» **Exercise**: Output every record precisely.

Web page and app entries
-=-=-=-=-

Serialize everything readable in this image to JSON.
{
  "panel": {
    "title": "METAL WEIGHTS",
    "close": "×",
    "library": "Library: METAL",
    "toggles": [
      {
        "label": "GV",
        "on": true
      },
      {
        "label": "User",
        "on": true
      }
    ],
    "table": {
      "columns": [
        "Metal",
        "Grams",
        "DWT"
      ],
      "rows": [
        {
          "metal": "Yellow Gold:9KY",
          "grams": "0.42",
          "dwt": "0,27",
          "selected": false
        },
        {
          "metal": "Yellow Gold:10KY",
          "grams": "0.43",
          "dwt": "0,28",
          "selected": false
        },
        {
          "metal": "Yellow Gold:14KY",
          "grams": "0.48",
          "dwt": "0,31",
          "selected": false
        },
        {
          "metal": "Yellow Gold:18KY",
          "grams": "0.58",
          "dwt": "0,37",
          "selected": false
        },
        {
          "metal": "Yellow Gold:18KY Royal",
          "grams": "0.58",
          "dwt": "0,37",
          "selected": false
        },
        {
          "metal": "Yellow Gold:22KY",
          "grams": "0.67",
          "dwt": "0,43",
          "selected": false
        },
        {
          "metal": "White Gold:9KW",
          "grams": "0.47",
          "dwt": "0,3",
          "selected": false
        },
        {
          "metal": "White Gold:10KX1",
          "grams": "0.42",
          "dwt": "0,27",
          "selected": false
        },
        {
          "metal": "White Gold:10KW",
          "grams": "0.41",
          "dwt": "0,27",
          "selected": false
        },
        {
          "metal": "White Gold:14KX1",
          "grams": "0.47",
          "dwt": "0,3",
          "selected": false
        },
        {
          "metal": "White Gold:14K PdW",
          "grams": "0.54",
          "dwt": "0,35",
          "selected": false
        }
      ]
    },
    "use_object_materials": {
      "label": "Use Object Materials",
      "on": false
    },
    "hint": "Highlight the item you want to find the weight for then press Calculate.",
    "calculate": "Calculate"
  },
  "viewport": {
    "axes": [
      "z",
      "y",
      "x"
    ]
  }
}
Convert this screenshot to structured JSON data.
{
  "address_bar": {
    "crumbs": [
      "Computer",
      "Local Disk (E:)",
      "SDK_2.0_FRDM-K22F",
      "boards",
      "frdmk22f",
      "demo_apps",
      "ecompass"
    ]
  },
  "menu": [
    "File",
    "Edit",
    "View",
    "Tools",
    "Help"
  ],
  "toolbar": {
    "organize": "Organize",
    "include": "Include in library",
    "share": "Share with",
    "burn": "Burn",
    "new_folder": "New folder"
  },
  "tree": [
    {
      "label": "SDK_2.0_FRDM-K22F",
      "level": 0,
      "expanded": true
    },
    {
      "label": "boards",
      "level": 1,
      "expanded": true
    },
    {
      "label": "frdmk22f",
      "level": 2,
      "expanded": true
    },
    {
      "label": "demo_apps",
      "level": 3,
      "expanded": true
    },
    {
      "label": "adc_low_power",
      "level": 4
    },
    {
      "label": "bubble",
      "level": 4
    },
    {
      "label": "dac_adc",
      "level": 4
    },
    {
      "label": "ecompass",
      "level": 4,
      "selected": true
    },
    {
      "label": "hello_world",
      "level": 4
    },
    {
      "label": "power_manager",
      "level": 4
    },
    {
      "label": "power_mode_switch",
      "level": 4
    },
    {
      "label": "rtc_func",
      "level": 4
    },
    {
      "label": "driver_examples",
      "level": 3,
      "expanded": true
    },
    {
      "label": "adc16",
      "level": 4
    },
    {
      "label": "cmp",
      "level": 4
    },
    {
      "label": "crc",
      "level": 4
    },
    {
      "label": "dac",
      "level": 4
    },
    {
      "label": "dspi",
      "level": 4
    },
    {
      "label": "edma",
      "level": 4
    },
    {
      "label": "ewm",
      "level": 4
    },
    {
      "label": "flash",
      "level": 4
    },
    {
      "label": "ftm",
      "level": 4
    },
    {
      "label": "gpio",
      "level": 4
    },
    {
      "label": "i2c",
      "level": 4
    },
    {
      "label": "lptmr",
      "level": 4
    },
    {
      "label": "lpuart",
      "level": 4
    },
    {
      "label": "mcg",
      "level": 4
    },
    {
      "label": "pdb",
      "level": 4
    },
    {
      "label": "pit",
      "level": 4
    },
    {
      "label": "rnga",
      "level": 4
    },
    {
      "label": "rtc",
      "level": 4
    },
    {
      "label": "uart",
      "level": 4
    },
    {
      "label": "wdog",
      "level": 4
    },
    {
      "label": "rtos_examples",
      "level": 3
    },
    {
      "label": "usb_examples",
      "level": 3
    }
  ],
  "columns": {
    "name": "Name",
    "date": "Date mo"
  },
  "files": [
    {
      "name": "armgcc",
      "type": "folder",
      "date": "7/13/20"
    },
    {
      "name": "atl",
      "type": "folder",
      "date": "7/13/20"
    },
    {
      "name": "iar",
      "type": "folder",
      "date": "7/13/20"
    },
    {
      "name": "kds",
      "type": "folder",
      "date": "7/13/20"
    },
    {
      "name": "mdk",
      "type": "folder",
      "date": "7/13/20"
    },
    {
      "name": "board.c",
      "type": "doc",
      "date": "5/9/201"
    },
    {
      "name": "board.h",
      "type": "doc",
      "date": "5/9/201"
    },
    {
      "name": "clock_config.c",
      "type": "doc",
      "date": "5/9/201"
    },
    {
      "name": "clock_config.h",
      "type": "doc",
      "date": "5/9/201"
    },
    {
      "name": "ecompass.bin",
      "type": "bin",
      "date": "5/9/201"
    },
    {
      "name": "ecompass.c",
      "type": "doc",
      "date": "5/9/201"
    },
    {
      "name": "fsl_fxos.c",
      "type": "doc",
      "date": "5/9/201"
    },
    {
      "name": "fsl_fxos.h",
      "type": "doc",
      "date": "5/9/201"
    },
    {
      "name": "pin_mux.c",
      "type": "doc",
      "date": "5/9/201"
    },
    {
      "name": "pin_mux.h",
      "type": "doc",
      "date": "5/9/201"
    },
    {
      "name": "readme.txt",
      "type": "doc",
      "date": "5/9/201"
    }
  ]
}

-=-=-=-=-

» **Completed task**:
Serialize everything readable in this image to JSON.
{
  "panel": {
    "title": "METAL WEIGHTS",
    "close": "×",
    "library": "Library: METAL",
    "toggles": [
      {
        "label": "GV",
        "on": true
      },
      {
        "label": "User",
        "on": true
      }
    ],
    "table": {
      "columns": [
        "Metal",
        "Grams",
        "DWT"
      ],
      "rows": [
        {
          "metal": "Yellow Gold:9KY",
          "grams": "0.42",
          "dwt": "0,27",
          "selected": false
        },
        {
          "metal": "Yellow Gold:10KY",
          "grams": "0.43",
          "dwt": "0,28",
          "selected": false
        },
        {
          "metal": "Yellow Gold:14KY",
          "grams": "0.48",
          "dwt": "0,31",
          "selected": false
        },
        {
          "metal": "Yellow Gold:18KY",
          "grams": "0.58",
          "dwt": "0,37",
          "selected": false
        },
        {
          "metal": "Yellow Gold:18KY Royal",
          "grams": "0.58",
          "dwt": "0,37",
          "selected": false
        },
        {
          "metal": "Yellow Gold:22KY",
          "grams": "0.67",
          "dwt": "0,43",
          "selected": false
        },
        {
          "metal": "White Gold:9KW",
          "grams": "0.47",
          "dwt": "0,3",
          "selected": false
        },
        {
          "metal": "White Gold:10KX1",
          "grams": "0.42",
          "dwt": "0,27",
          "selected": false
        },
        {
          "metal": "White Gold:10KW",
          "grams": "0.41",
          "dwt": "0,27",
          "selected": false
        },
        {
          "metal": "White Gold:14KX1",
          "grams": "0.47",
          "dwt": "0,3",
          "selected": false
        },
        {
          "metal": "White Gold:14K PdW",
          "grams": "0.54",
          "dwt": "0,35",
          "selected": false
        }
      ]
    },
    "use_object_materials": {
      "label": "Use Object Materials",
      "on": false
    },
    "hint": "Highlight the item you want to find the weight for then press Calculate.",
    "calculate": "Calculate"
  },
  "viewport": {
    "axes": [
      "z",
      "y",
      "x"
    ]
  }
}
Convert this screenshot to structured JSON data.
{
  "address_bar": {
    "crumbs": [
      "Computer",
      "Local Disk (E:)",
      "SDK_2.0_FRDM-K22F",
      "boards",
      "frdmk22f",
      "demo_apps",
      "ecompass"
    ]
  },
  "menu": [
    "File",
    "Edit",
    "View",
    "Tools",
    "Help"
  ],
  "toolbar": {
    "organize": "Organize",
    "include": "Include in library",
    "share": "Share with",
    "burn": "Burn",
    "new_folder": "New folder"
  },
  "tree": [
    {
      "label": "SDK_2.0_FRDM-K22F",
      "level": 0,
      "expanded": true
    },
    {
      "label": "boards",
      "level": 1,
      "expanded": true
    },
    {
      "label": "frdmk22f",
      "level": 2,
      "expanded": true
    },
    {
      "label": "demo_apps",
      "level": 3,
      "expanded": true
    },
    {
      "label": "adc_low_power",
      "level": 4
    },
    {
      "label": "bubble",
      "level": 4
    },
    {
      "label": "dac_adc",
      "level": 4
    },
    {
      "label": "ecompass",
      "level": 4,
      "selected": true
    },
    {
      "label": "hello_world",
      "level": 4
    },
    {
      "label": "power_manager",
      "level": 4
    },
    {
      "label": "power_mode_switch",
      "level": 4
    },
    {
      "label": "rtc_func",
      "level": 4
    },
    {
      "label": "driver_examples",
      "level": 3,
      "expanded": true
    },
    {
      "label": "adc16",
      "level": 4
    },
    {
      "label": "cmp",
      "level": 4
    },
    {
      "label": "crc",
      "level": 4
    },
    {
      "label": "dac",
      "level": 4
    },
    {
      "label": "dspi",
      "level": 4
    },
    {
      "label": "edma",
      "level": 4
    },
    {
      "label": "ewm",
      "level": 4
    },
    {
      "label": "flash",
      "level": 4
    },
    {
      "label": "ftm",
      "level": 4
    },
    {
      "label": "gpio",
      "level": 4
    },
    {
      "label": "i2c",
      "level": 4
    },
    {
      "label": "lptmr",
      "level": 4
    },
    {
      "label": "lpuart",
      "level": 4
    },
    {
      "label": "mcg",
      "level": 4
    },
    {
      "label": "pdb",
      "level": 4
    },
    {
      "label": "pit",
      "level": 4
    },
    {
      "label": "rnga",
      "level": 4
    },
    {
      "label": "rtc",
      "level": 4
    },
    {
      "label": "uart",
      "level": 4
    },
    {
      "label": "wdog",
      "level": 4
    },
    {
      "label": "rtos_examples",
      "level": 3
    },
    {
      "label": "usb_examples",
      "level": 3
    }
  ],
  "columns": {
    "name": "Name",
    "date": "Date mo"
  },
  "files": [
    {
      "name": "armgcc",
      "type": "folder",
      "date": "7/13/20"
    },
    {
      "name": "atl",
      "type": "folder",
      "date": "7/13/20"
    },
    {
      "name": "iar",
      "type": "folder",
      "date": "7/13/20"
    },
    {
      "name": "kds",
      "type": "folder",
      "date": "7/13/20"
    },
    {
      "name": "mdk",
      "type": "folder",
      "date": "7/13/20"
    },
    {
      "name": "board.c",
      "type": "doc",
      "date": "5/9/201"
    },
    {
      "name": "board.h",
      "type": "doc",
      "date": "5/9/201"
    },
    {
      "name": "clock_config.c",
      "type": "doc",
      "date": "5/9/201"
    },
    {
      "name": "clock_config.h",
      "type": "doc",
      "date": "5/9/201"
    },
    {
      "name": "ecompass.bin",
      "type": "bin",
      "date": "5/9/201"
    },
    {
      "name": "ecompass.c",
      "type": "doc",
      "date": "5/9/201"
    },
    {
      "name": "fsl_fxos.c",
      "type": "doc",
      "date": "5/9/201"
    },
    {
      "name": "fsl_fxos.h",
      "type": "doc",
      "date": "5/9/201"
    },
    {
      "name": "pin_mux.c",
      "type": "doc",
      "date": "5/9/201"
    },
    {
      "name": "pin_mux.h",
      "type": "doc",
      "date": "5/9/201"
    },
    {
      "name": "readme.txt",
      "type": "doc",
      "date": "5/9/201"
    }
  ]
}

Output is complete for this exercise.